Let’s examine for a moment what this actually means in terms of daily functioning for an average teen. Consider the case where there is some impairment in all of the above mentioned functions. What would this look like? This individual is a teenager in high school and he has a research project to do about what college he would like to go to. The thought of college makes him anxious. Where will he get in? Is he ready to go away? Will it be too hard? How will it feel to start something new? The amygdala, the part of the brain that regulates how thoughts make us feel, is very easily triggered in this ADHD brain, thus, this particular individual is easily upset by this. These thoughts make him anxious. He has a hard time regulating his emotions and as a defense, avoids the project for the time being so that he doesn’t have to endure the intensity of emotion he is feeling from these thoughts. In the back of his mind he knows that this project is due at some point, however, he struggles with management and organizational skills (another executive function), therefore, he is unable to come up with a system to remind him about the project. Furthermore, he also has an impairment in time management. What does this mean? It means he is not able to plan ahead as to how much time he will need to do said project and plan accordingly. This means he is likely to do the project at the very last minute without the ample time needed to get it done efficiently. Oh and that’s not all. This student also has an impairment in the function of memory. So, in addition to lacking the emotional stability to endure the subject matter, the organization and time management skills to set reminders and plan ahead for the time that will be needed to get it done, he also will likely forget about the whole thing! Now picture this…it’s the day before the project is due. The teacher reminds the class that this project is due tomorrow. Now our student is freaking out! He has baseball practice after school until 6:00. By the time he gets home and showers and sits down to do the project it’s after 7:00. What does he do? Without the proper problem solving skills, time management skills, emotional management skills, and organizational skills he is challenged by this task and struggles to muster up the motivation he needs to even get started. Can we blame him? Imagine what motivation you would have with all this going on! And don’t forget the most commonly known symptoms, attention, focus, and hyperactivity.

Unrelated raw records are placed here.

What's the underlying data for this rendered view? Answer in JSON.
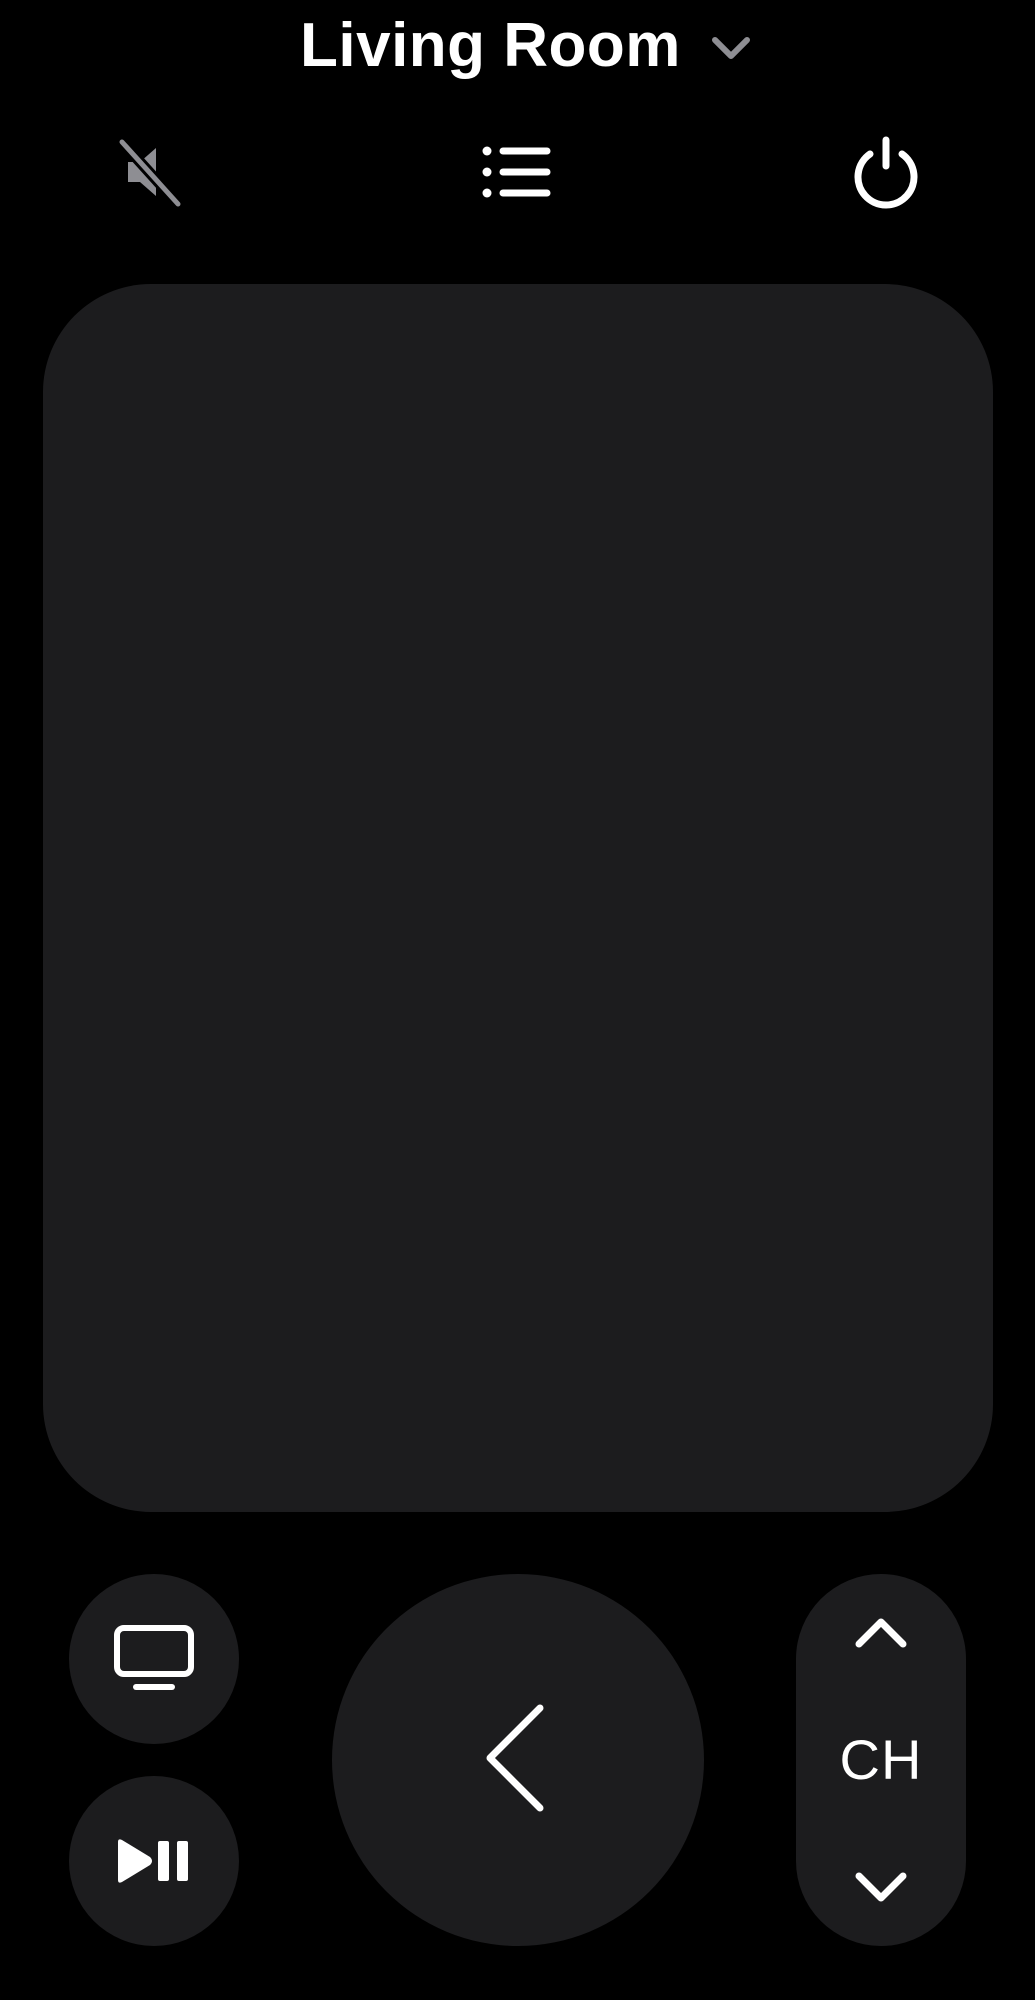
{
  "header": {
    "device_name": "Living Room",
    "picker_icon": "chevron-down-icon"
  },
  "top_controls": {
    "mute_icon": "speaker-slash-icon",
    "menu_icon": "list-icon",
    "power_icon": "power-icon"
  },
  "bottom_controls": {
    "tv_icon": "tv-icon",
    "play_pause_icon": "play-pause-icon",
    "back_icon": "chevron-left-icon",
    "channel_label": "CH",
    "channel_up_icon": "chevron-up-icon",
    "channel_down_icon": "chevron-down-icon"
  },
  "colors": {
    "background": "#000000",
    "surface": "#1c1c1e",
    "foreground": "#ffffff",
    "muted": "#8e8e93"
  }
}
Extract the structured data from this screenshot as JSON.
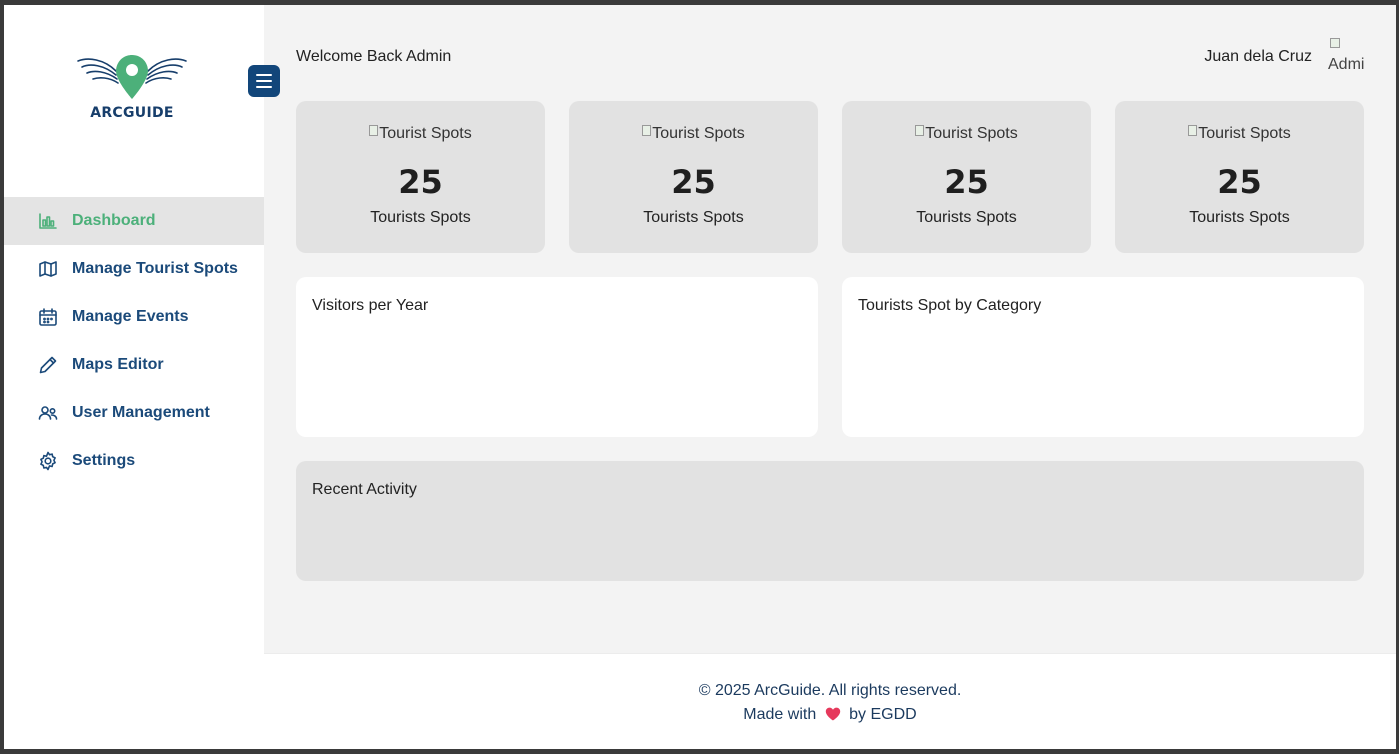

Now we have a student with an impairment in focus and the ability to sit still having to endure hours worth of homework in one night? Noway! He knows what a struggle that is going to be. The torment of having to sit there and focus and organize himself to get the work done triggers the amygdala (the center for emotional regulation) and he just shuts down. It must be so hard for him to find motivation. This is all so much work. Plus, our student lacks the self awareness (another executive function) to understand all of these things about himself. He is just overwhelmed.

 

For the typical student, getting from point A to point B is a straight path. For the ADHD student, as you can see, there are so many curves and obstacles in his or her path. The journey is both emotionally and physically exhausting. As a parent, you might often find yourself feeling frustrated and possibly angry. As the caretaker or loved one of someone with ADHD, understanding the true nature of these symptoms helps to regulate your own emotional responses. The frustration or anger you may experience could very well stem from the beliefs you have about the individual’s behavior. If you believe they can control their actions or that it is a choice that they make it is very easy to become reactive and even to take it personally. Due to the lack of motivation and ability to remember or organize, the individual with ADHD is often falsely seen as lazy or as if they just simply don’t care. This is not the case. Understanding the neurological process taking place, which cannot be controlled, helps us to understand the behavior rather than to judge it. Punishing this behavior is not going to fix it. The individual struggling needs the self awareness and the tools necessary to work within his or strengths to become successful and reach life goals.